(Element data from apps and pages)
-------------------------
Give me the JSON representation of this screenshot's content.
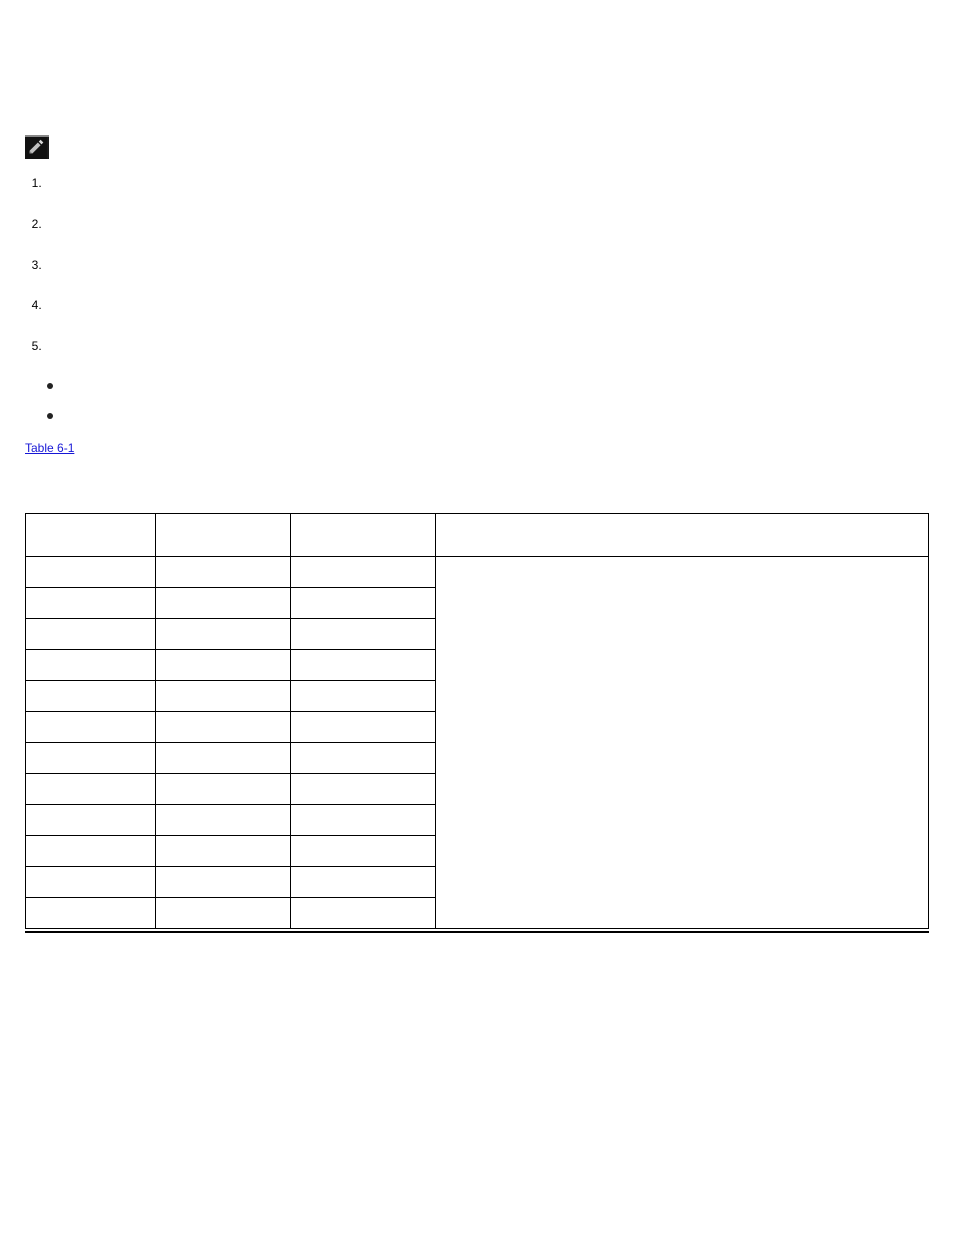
{
  "note": {
    "label": "",
    "text": ""
  },
  "steps": {
    "s1": "",
    "s2": "",
    "s3": "",
    "s4": "",
    "s5": ""
  },
  "bullets": {
    "b1": "",
    "b2": ""
  },
  "para_before_link": "",
  "link_text": "Table 6-1",
  "para_after_link": "",
  "table_heading": "",
  "table": {
    "headers": {
      "h1": "",
      "h2": "",
      "h3": "",
      "h4": ""
    },
    "rows": [
      {
        "c1": "",
        "c2": "",
        "c3": ""
      },
      {
        "c1": "",
        "c2": "",
        "c3": ""
      },
      {
        "c1": "",
        "c2": "",
        "c3": ""
      },
      {
        "c1": "",
        "c2": "",
        "c3": ""
      },
      {
        "c1": "",
        "c2": "",
        "c3": ""
      },
      {
        "c1": "",
        "c2": "",
        "c3": ""
      },
      {
        "c1": "",
        "c2": "",
        "c3": ""
      },
      {
        "c1": "",
        "c2": "",
        "c3": ""
      },
      {
        "c1": "",
        "c2": "",
        "c3": ""
      },
      {
        "c1": "",
        "c2": "",
        "c3": ""
      },
      {
        "c1": "",
        "c2": "",
        "c3": ""
      },
      {
        "c1": "",
        "c2": "",
        "c3": ""
      }
    ],
    "note_cell": ""
  }
}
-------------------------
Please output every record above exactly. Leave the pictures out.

**Written response:**
Give me the JSON representation of this screenshot's content.
{
  "note": {
    "label": "",
    "text": ""
  },
  "steps": {
    "s1": "",
    "s2": "",
    "s3": "",
    "s4": "",
    "s5": ""
  },
  "bullets": {
    "b1": "",
    "b2": ""
  },
  "para_before_link": "",
  "link_text": "Table 6-1",
  "para_after_link": "",
  "table_heading": "",
  "table": {
    "headers": {
      "h1": "",
      "h2": "",
      "h3": "",
      "h4": ""
    },
    "rows": [
      {
        "c1": "",
        "c2": "",
        "c3": ""
      },
      {
        "c1": "",
        "c2": "",
        "c3": ""
      },
      {
        "c1": "",
        "c2": "",
        "c3": ""
      },
      {
        "c1": "",
        "c2": "",
        "c3": ""
      },
      {
        "c1": "",
        "c2": "",
        "c3": ""
      },
      {
        "c1": "",
        "c2": "",
        "c3": ""
      },
      {
        "c1": "",
        "c2": "",
        "c3": ""
      },
      {
        "c1": "",
        "c2": "",
        "c3": ""
      },
      {
        "c1": "",
        "c2": "",
        "c3": ""
      },
      {
        "c1": "",
        "c2": "",
        "c3": ""
      },
      {
        "c1": "",
        "c2": "",
        "c3": ""
      },
      {
        "c1": "",
        "c2": "",
        "c3": ""
      }
    ],
    "note_cell": ""
  }
}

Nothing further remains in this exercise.